Maddon was thrown out by plate umpire Jim Wolf in the fifth inning Thursday after Young hit a three-run homer to give the Rangers a 5-0 lead.
One pitch earlier, Young tried to stop his swing on a 2-2 pitch. Wolf appealed to first base umpire Jerry Meals, who ruled that Young held up in time. Rays players were incensed on the bench, and replays showed that Young probably went too far.
After the home run, Maddon left the dugout to talk with reliever Chad Qualls. The manager yelled at Meals from the mound, then argued with Wolf when the umpire arrived at the huddle and was tossed.
"That's just the way baseball is. It's a game of inches, a game of opportunity," Qualls said. "It hasn't been going our way right now. Obviously, it's no excuse for the pitch that followed the check-swing."
It was the 16th time a manager was ejected from a postseason game and the first since Tony La Russa was thrown out of St. Louis' 2-1 loss at Houston in Game 4 of the NL championship series on Oct. 16, 2005, according to research by STATS LLC.
Texas won 6-0 to take a 2-0 lead in the best-of-five series.
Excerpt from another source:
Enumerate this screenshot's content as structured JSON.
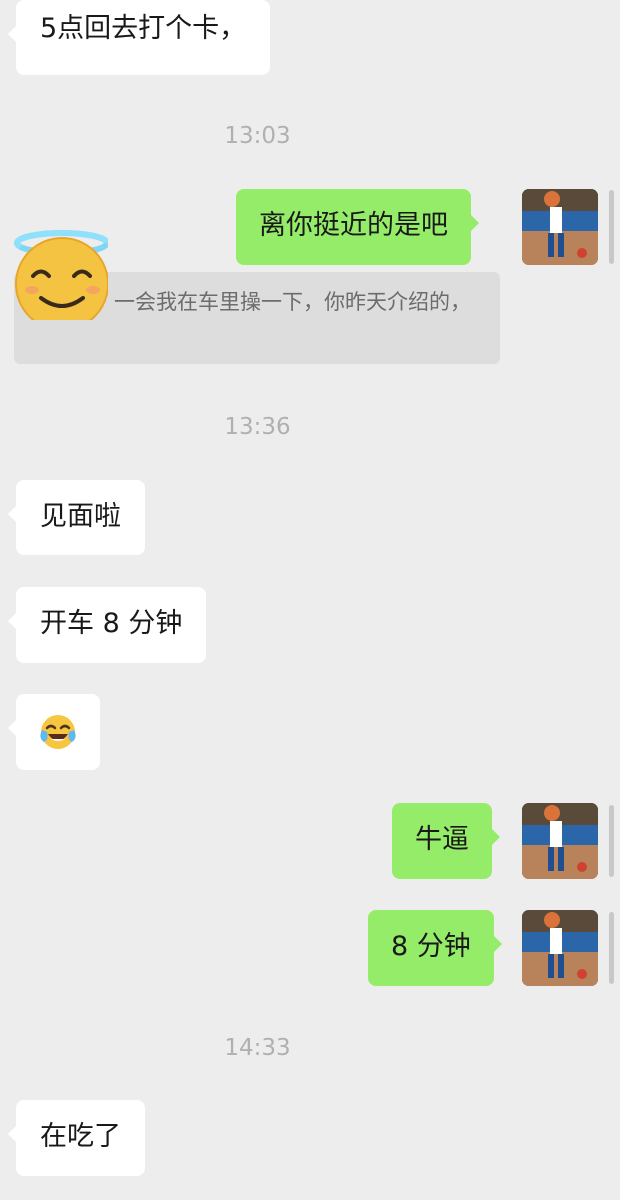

Maddon also disputed a crucial call early in Wednesday's 5-1 loss to the Rangers. Plate umpire Tim Welke said a pitch hit Carlos Pena's bat with the bases loaded, ruling it a foul tip. Maddon unsuccessfully argued that Pena was hit by the pitch.
Tampa Bay failed to score when Pena and Rocco Baldelli struck out.
"Those guys are human as much as we are," Rays starter James Shields said. "Obviously, this is a frustrating time. We were losing 2-0 at the time and I think that was a crucial at-bat. ... I felt he went, and I think if they go back they might say the same thing. But when it's going game speed, sometimes the eye is not as fast as the hand."
Welke, the umpire crew chief, said it was a judgment call by Meals.
"He felt it was close, but he felt he didn't go, and that's what he said," Welke said.
Young said the pitch was a slider that broke out of the strike zone "at the last minute."
"I checked. If he had rung me up, I would have walked back to the dugout and focused on defense like I usually do," he said. "I got the call in my favor and just tried to lock in on the strike zone at that point."